“It’s being observant of trends and seeing what items in your wardrobe fit with those trends.”
Brands need to understand that students are never ‘off’. They are constantly looking for people, opportunities and information that can help them progress in any area of their lives. And as those relationships grow and their time becomes more limited, they will be looking for ways to nurture those connections in the digital world. Apps like Garden act as a personal CRM and reminder list of who you last connected with, anything of importance you discussed and when you want to speak to them again.

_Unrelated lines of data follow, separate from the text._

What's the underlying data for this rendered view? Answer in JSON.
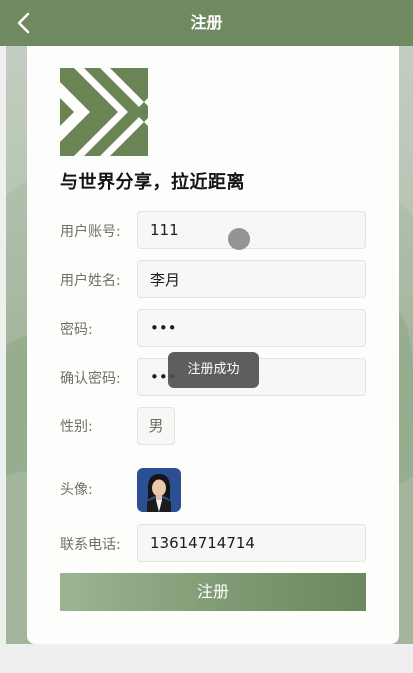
{
  "header": {
    "title": "注册",
    "back_icon": "chevron-left-icon"
  },
  "tagline": "与世界分享，拉近距离",
  "form": {
    "account": {
      "label": "用户账号:",
      "value": "111"
    },
    "name": {
      "label": "用户姓名:",
      "value": "李月"
    },
    "password": {
      "label": "密码:",
      "value": "•••"
    },
    "confirm": {
      "label": "确认密码:",
      "value": "•••"
    },
    "gender": {
      "label": "性别:",
      "value": "男"
    },
    "avatar": {
      "label": "头像:",
      "icon": "avatar-photo"
    },
    "phone": {
      "label": "联系电话:",
      "value": "13614714714"
    },
    "submit_label": "注册"
  },
  "toast": "注册成功",
  "colors": {
    "header": "#6f8a60",
    "accent": "#7f9a73"
  }
}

Brands can also help students build their personal brands by giving them much coveted social currency in the form of acknowledgement. A nod from a fashion brand such as American Eagle, who has given its audience complete creative control over its latest campaign, is invaluable. Instead of models, American Eagle used social media to find its fans and the final images and footage were used across the brand’s social media channels, in-store materials and website content. It is the perfect example of ‘for the audience, by the audience’ and promotes both parties in a positive and relevant way.
Another way brands can enter this peer-to-peer selling culture is by making the choice to facilitate rather than compete: creating more opportunities to collaborate or focussing on limited editions and collectables so students can show how much they are in the know.
“I know students that sell on those sites and I would call them entrepreneurial.”
In a global campaign for ASOS, we provided the tools for students to express, discover and create something of their own. With Go Beyond Basic we inspired students by challenging them to design a classic white tee either online or live. Their peers could then vote for and buy the designs - the ultimate personal brand validation!
“Personal brand…it’s how others perceive you.”
Streetwear is a sector that has embraced resale with open arms. Limited edition drops like those organised weekly by Supreme are now so popular they have introduced a ticketing system before you can even hit the store. 43% of students we spoke to were excited by limited editions and collaborations. Scarcity still drives demand. These are the tastemakers to connect with and the ones who will push up the value of the brand amongst their peers.
Brands need to consider how they can support the resale market. With fast fashion going out, the idea of reuse, repair and recycle is taking hold and the drive to be original is stronger than ever. Can they afford to ignore it?